If you have a network in an average size house constructed without huge thick floors and walls then very few people have issues between 30ish and 80is nodes but it is an extremely complicated thing and impossible to predict.

At 16 nodes and 5 battery it now depends on how far apart and the materials between the nodes.

This is where neighbours does come into the equation as the working routes can only happen where there are nodes that can communicate. Just because two nodes are neighbours does not mean that zwave will ever route between them.

You certainly are at the less robust end of a zwave network with only that number of nodes as it is unlikely that the routing table and return routing tables have many options stored. Many nodes may have less than the maximum number of alternate routes stored.

I strongly suggest if you have time to put your controller in PC Controller program and look at the actual routing table and run a network health check from that program.

This actually sends commands to your device and tells you if you have anything to worry about.

You may find that your network has a few weaknesses beyond our edge nodes. These can sometimes be fixed by by moving nodes slightly but more often by adding extra powered nodes to act as repeaters.

I also think it is strange you had issues with heal as most of the people reporting issues have large networks and were seeing timeouts. Possibly there is more to the failure of heal on your network than the binding for instance a lot of background reporting that would disrupt a heal so it took longer to complete than would be expected on a small network. Or possibly at -6db there are no neighbours to report so there was no way to reset the routes from a heal.

Hi Rob,

Thanks a lot for all the info! This helps a lot in determining logical ways of troubleshooting the issue(s) in my network.

It’s good to know that I shouldn’t value the neighbor info in Habmin (including the map) that much. I assumed that this info would be accurate, but having read your explanation it’s clear to me that this info is only based on momentary historical readings, and does not say a lot about the current neighbor map or routing tables. Perhaps it’s an idea that the Habmin UI warns the user for this kind of misinterpretation? Just some textual changes could help a lot here.

Anyway, I will try Chris’ fix first and report back. After that I will look into PC Controller to heal any still problematic nodes and run a network health check.

Many thanks again!

That UI was supposed to be deprecated in OH2 but development stalled on the Paper UI. HABmin has already been removed from OH 3, I believe.

I am sure Chris has a lot on his plate and it does have some uses in seeing what a heal did or did not do.

As Chris may have fixed heal in openHAB it makes managing the network a lot easier again so the fix is very good news.

Sorry, but this isn’t completely correct.
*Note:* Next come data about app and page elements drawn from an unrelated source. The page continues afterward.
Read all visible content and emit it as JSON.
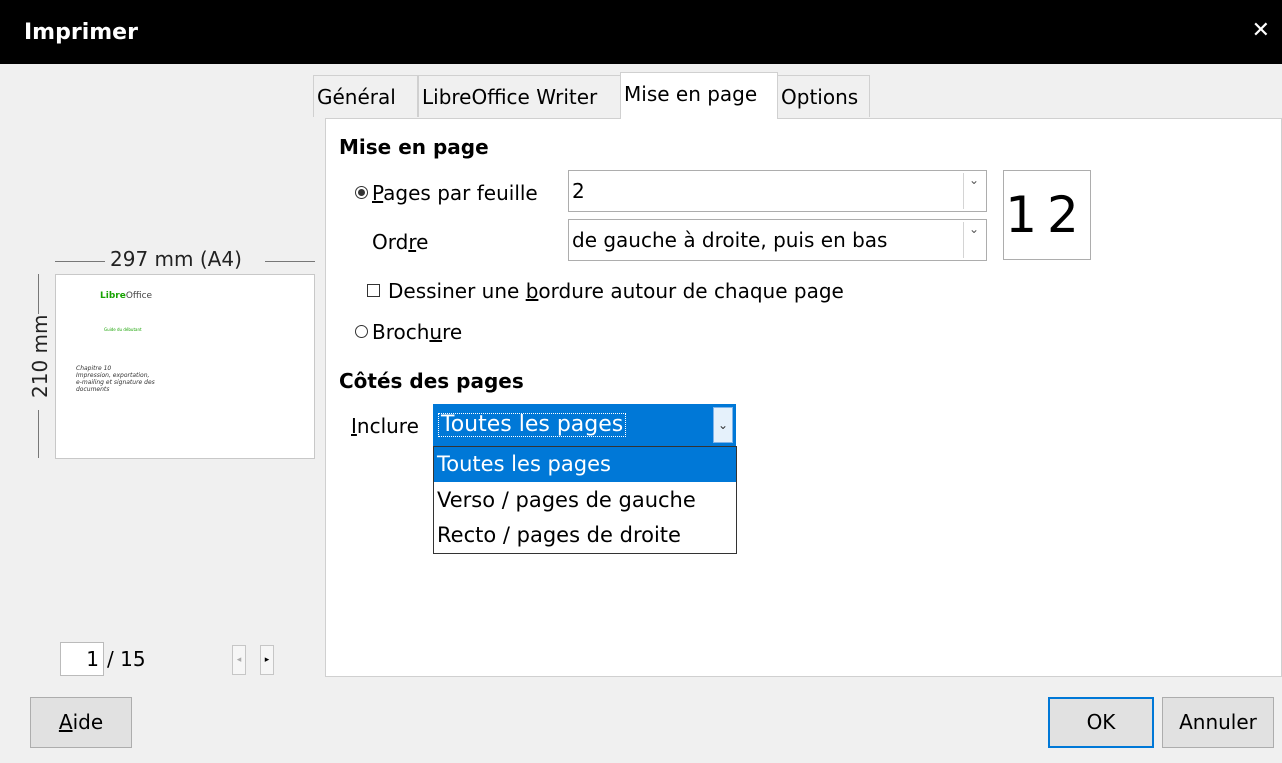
{
  "window": {
    "title": "Imprimer",
    "close_glyph": "✕"
  },
  "preview": {
    "width_label": "297 mm (A4)",
    "height_label": "210 mm",
    "page_logo_brand": "Libre",
    "page_logo_rest": "Office",
    "page_subtitle": "Guide du débutant",
    "page_title_lines": "Chapitre 10\nImpression, exportation,\ne-mailing et signature des\ndocuments",
    "current_page": "1",
    "page_count": "/ 15",
    "prev_icon": "◂",
    "next_icon": "▸"
  },
  "tabs": [
    {
      "label": "Général"
    },
    {
      "label": "LibreOffice Writer"
    },
    {
      "label": "Mise en page",
      "active": true
    },
    {
      "label": "Options"
    }
  ],
  "layout": {
    "section_heading": "Mise en page",
    "pages_per_sheet": {
      "label_pre": "",
      "mnemonic": "P",
      "label_post": "ages par feuille",
      "value": "2",
      "selected": true
    },
    "order": {
      "label_pre": "Ord",
      "mnemonic": "r",
      "label_post": "e",
      "value": "de gauche à droite, puis en bas"
    },
    "order_preview": "12",
    "border": {
      "label_pre": "Dessiner une ",
      "mnemonic": "b",
      "label_post": "ordure autour de chaque page",
      "checked": false
    },
    "brochure": {
      "label_pre": "Broch",
      "mnemonic": "u",
      "label_post": "re",
      "selected": false
    }
  },
  "sides": {
    "section_heading": "Côtés des pages",
    "include_label_mnemonic": "I",
    "include_label_rest": "nclure",
    "include_value": "Toutes les pages",
    "options": [
      "Toutes les pages",
      "Verso / pages de gauche",
      "Recto / pages de droite"
    ],
    "selected_index": 0
  },
  "buttons": {
    "help_mnemonic": "A",
    "help_rest": "ide",
    "ok": "OK",
    "cancel": "Annuler"
  },
  "icons": {
    "combo_arrow": "chevron-down-icon",
    "arrow_glyph": "⌄"
  },
  "colors": {
    "accent": "#0078d7",
    "brand_green": "#18a303",
    "titlebar": "#000000"
  }
}
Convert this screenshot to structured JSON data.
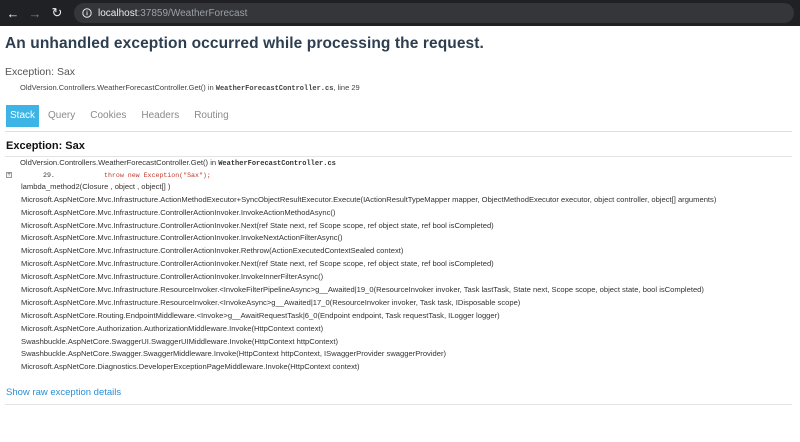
{
  "browser": {
    "url_host": "localhost",
    "url_rest": ":37859/WeatherForecast"
  },
  "error": {
    "title": "An unhandled exception occurred while processing the request.",
    "exception": "Exception: Sax",
    "location_method": "OldVersion.Controllers.WeatherForecastController.Get() in ",
    "location_file": "WeatherForecastController.cs",
    "location_line": ", line 29"
  },
  "tabs": [
    {
      "label": "Stack",
      "active": true
    },
    {
      "label": "Query",
      "active": false
    },
    {
      "label": "Cookies",
      "active": false
    },
    {
      "label": "Headers",
      "active": false
    },
    {
      "label": "Routing",
      "active": false
    }
  ],
  "stack": {
    "title": "Exception: Sax",
    "first_frame_method": "OldVersion.Controllers.WeatherForecastController.Get() in ",
    "first_frame_file": "WeatherForecastController.cs",
    "code_line_number": "29.",
    "code_line_text": "throw new Exception(\"Sax\");",
    "expander_glyph": "+",
    "frames": [
      "lambda_method2(Closure , object , object[] )",
      "Microsoft.AspNetCore.Mvc.Infrastructure.ActionMethodExecutor+SyncObjectResultExecutor.Execute(IActionResultTypeMapper mapper, ObjectMethodExecutor executor, object controller, object[] arguments)",
      "Microsoft.AspNetCore.Mvc.Infrastructure.ControllerActionInvoker.InvokeActionMethodAsync()",
      "Microsoft.AspNetCore.Mvc.Infrastructure.ControllerActionInvoker.Next(ref State next, ref Scope scope, ref object state, ref bool isCompleted)",
      "Microsoft.AspNetCore.Mvc.Infrastructure.ControllerActionInvoker.InvokeNextActionFilterAsync()",
      "Microsoft.AspNetCore.Mvc.Infrastructure.ControllerActionInvoker.Rethrow(ActionExecutedContextSealed context)",
      "Microsoft.AspNetCore.Mvc.Infrastructure.ControllerActionInvoker.Next(ref State next, ref Scope scope, ref object state, ref bool isCompleted)",
      "Microsoft.AspNetCore.Mvc.Infrastructure.ControllerActionInvoker.InvokeInnerFilterAsync()",
      "Microsoft.AspNetCore.Mvc.Infrastructure.ResourceInvoker.<InvokeFilterPipelineAsync>g__Awaited|19_0(ResourceInvoker invoker, Task lastTask, State next, Scope scope, object state, bool isCompleted)",
      "Microsoft.AspNetCore.Mvc.Infrastructure.ResourceInvoker.<InvokeAsync>g__Awaited|17_0(ResourceInvoker invoker, Task task, IDisposable scope)",
      "Microsoft.AspNetCore.Routing.EndpointMiddleware.<Invoke>g__AwaitRequestTask|6_0(Endpoint endpoint, Task requestTask, ILogger logger)",
      "Microsoft.AspNetCore.Authorization.AuthorizationMiddleware.Invoke(HttpContext context)",
      "Swashbuckle.AspNetCore.SwaggerUI.SwaggerUIMiddleware.Invoke(HttpContext httpContext)",
      "Swashbuckle.AspNetCore.Swagger.SwaggerMiddleware.Invoke(HttpContext httpContext, ISwaggerProvider swaggerProvider)",
      "Microsoft.AspNetCore.Diagnostics.DeveloperExceptionPageMiddleware.Invoke(HttpContext context)"
    ]
  },
  "raw_link": "Show raw exception details",
  "colors": {
    "accent_tab": "#3cb4e6",
    "link": "#2a8fd6",
    "code_red": "#c0392b",
    "title": "#2c3e50"
  }
}
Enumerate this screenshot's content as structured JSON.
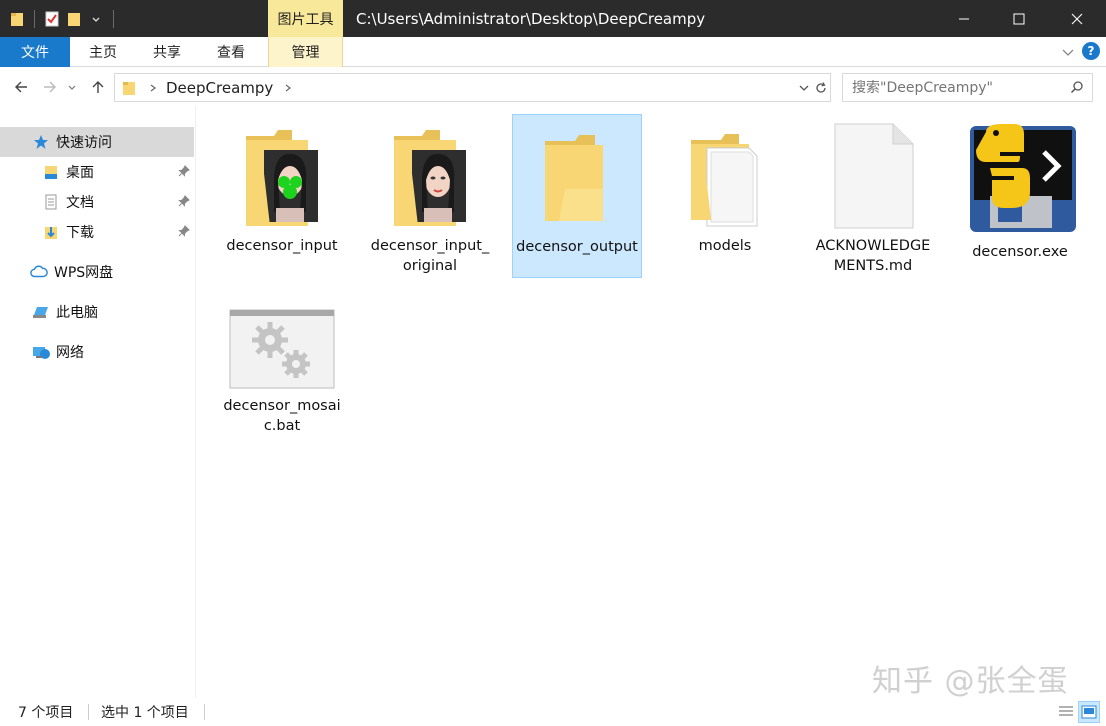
{
  "titlebar": {
    "tool_tab": "图片工具",
    "path": "C:\\Users\\Administrator\\Desktop\\DeepCreampy"
  },
  "ribbon": {
    "tabs": [
      "文件",
      "主页",
      "共享",
      "查看",
      "管理"
    ],
    "help": "?"
  },
  "address": {
    "crumb": "DeepCreampy",
    "search_placeholder": "搜索\"DeepCreampy\""
  },
  "sidebar": {
    "items": [
      {
        "label": "快速访问",
        "icon": "star-icon"
      },
      {
        "label": "桌面",
        "icon": "desktop-folder-icon",
        "pinned": true
      },
      {
        "label": "文档",
        "icon": "documents-icon",
        "pinned": true
      },
      {
        "label": "下载",
        "icon": "downloads-icon",
        "pinned": true
      },
      {
        "label": "WPS网盘",
        "icon": "cloud-icon"
      },
      {
        "label": "此电脑",
        "icon": "computer-icon"
      },
      {
        "label": "网络",
        "icon": "network-icon"
      }
    ]
  },
  "files": [
    {
      "name": "decensor_input",
      "type": "image-folder"
    },
    {
      "name": "decensor_input_original",
      "type": "image-folder"
    },
    {
      "name": "decensor_output",
      "type": "folder",
      "selected": true
    },
    {
      "name": "models",
      "type": "document-folder"
    },
    {
      "name": "ACKNOWLEDGEMENTS.md",
      "type": "file"
    },
    {
      "name": "decensor.exe",
      "type": "python-exe"
    },
    {
      "name": "decensor_mosaic.bat",
      "type": "batch-file"
    }
  ],
  "status": {
    "count": "7 个项目",
    "selected": "选中 1 个项目"
  },
  "watermark": "知乎 @张全蛋",
  "colors": {
    "accent": "#1979ca",
    "selection": "#cce8ff",
    "folder": "#f7d673",
    "titlebar": "#2b2b2b",
    "tool_tab": "#f8e89a"
  }
}
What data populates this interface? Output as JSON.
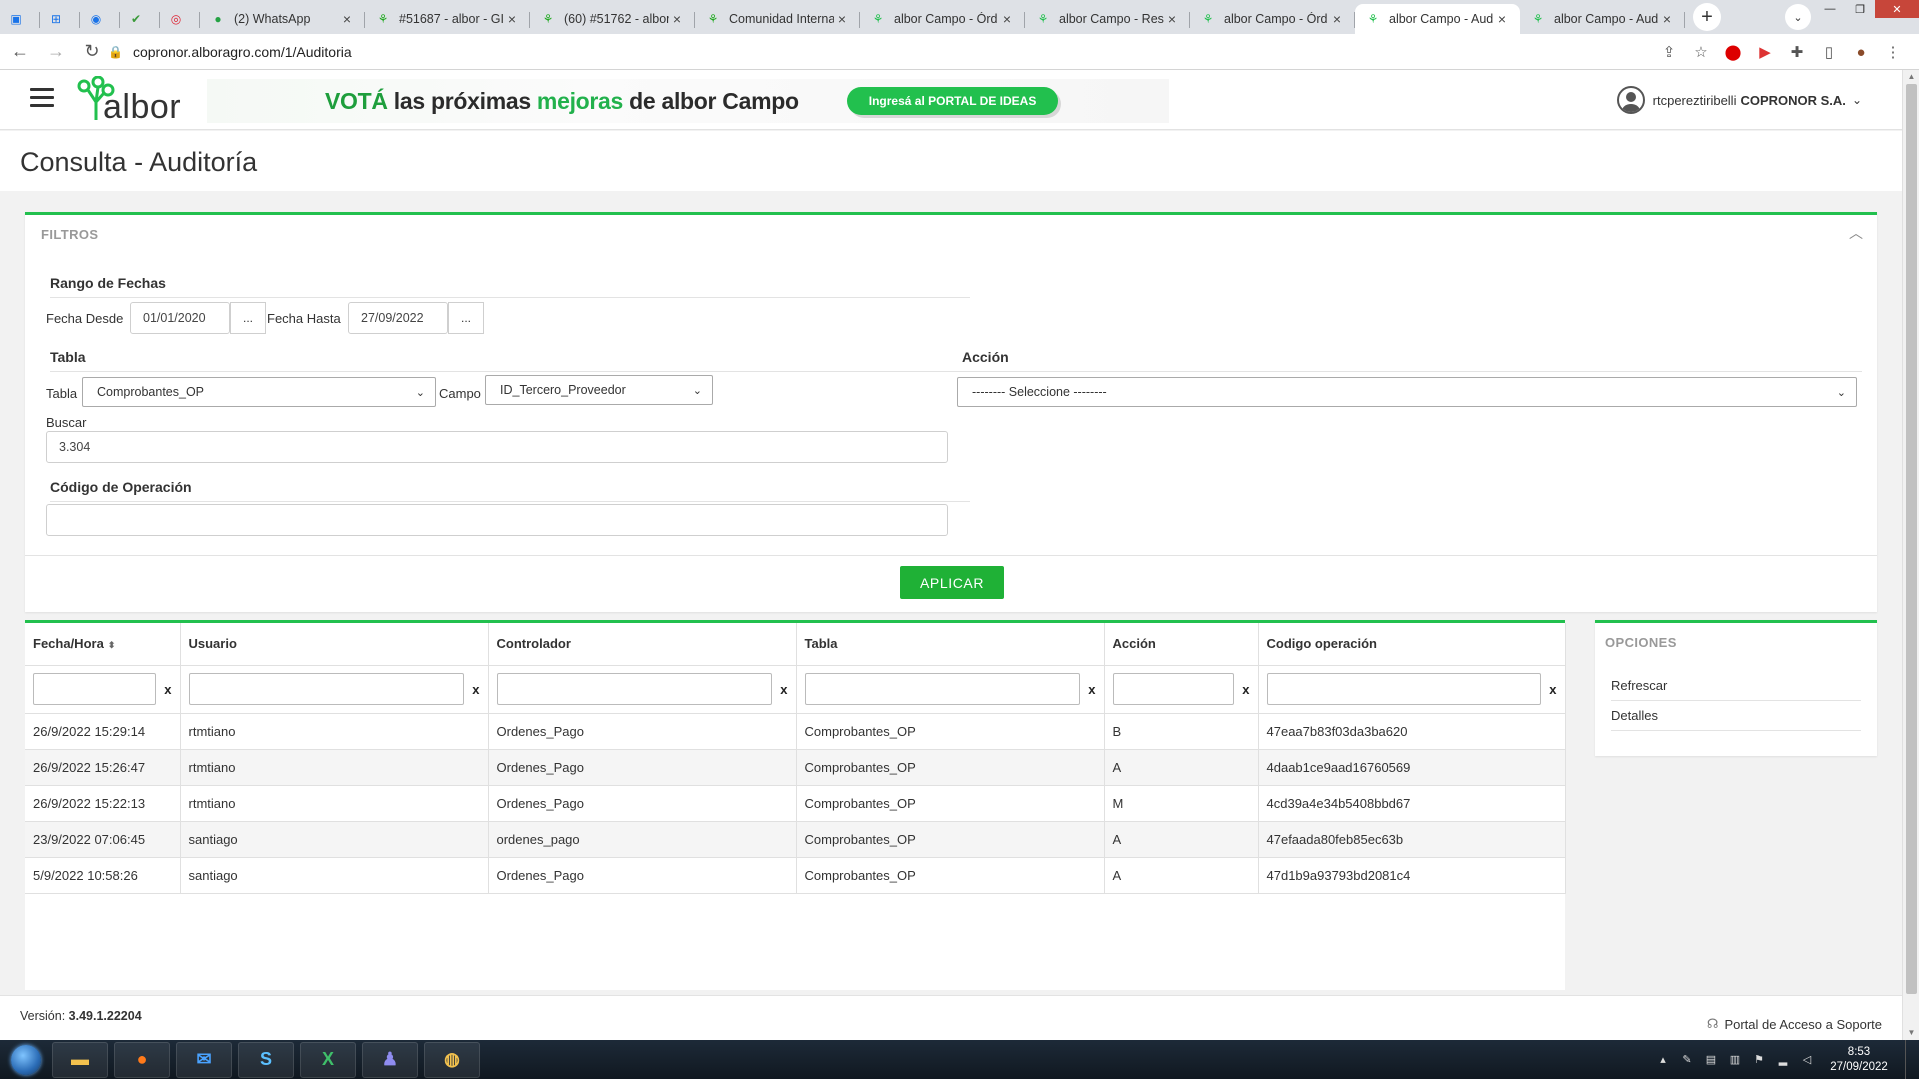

As Rob said, the map shows the neighbours - the routes will be via some of these neighbours, but you don’t know exactly which ones from the links in the map. A node can only store a small number of possible routes, so the best ones are chosen - so if a node has 10 neighbours, then around 4 will be chosen for the routes.

This doesn’t mean that the map shown in HABmin is wrong, or inaccurate - it just means that of the “links” that are shown in the map, you don’t know exactly what route is used. The map will still be useful in troubleshooting the network topology and establishing which routes are possible.

In future, I hope to be able to show the actual routes used, but that will be in a new version of the binding.


I understand what you are saying about not knowing the exactly used routing paths.

But I also understood from Rob’s story that the ZWave map and Attribute “Neighbours” info is based on historical responses from neighbor reports coming from the nodes. Meaning that nodes may in fact have a different (newer) neighbor list than OH is aware of, because the report happened earlier in time. That’s why I called it (in other words) possibly inaccurate.

Also, thanks for the proposed fix, I will test it ASAP!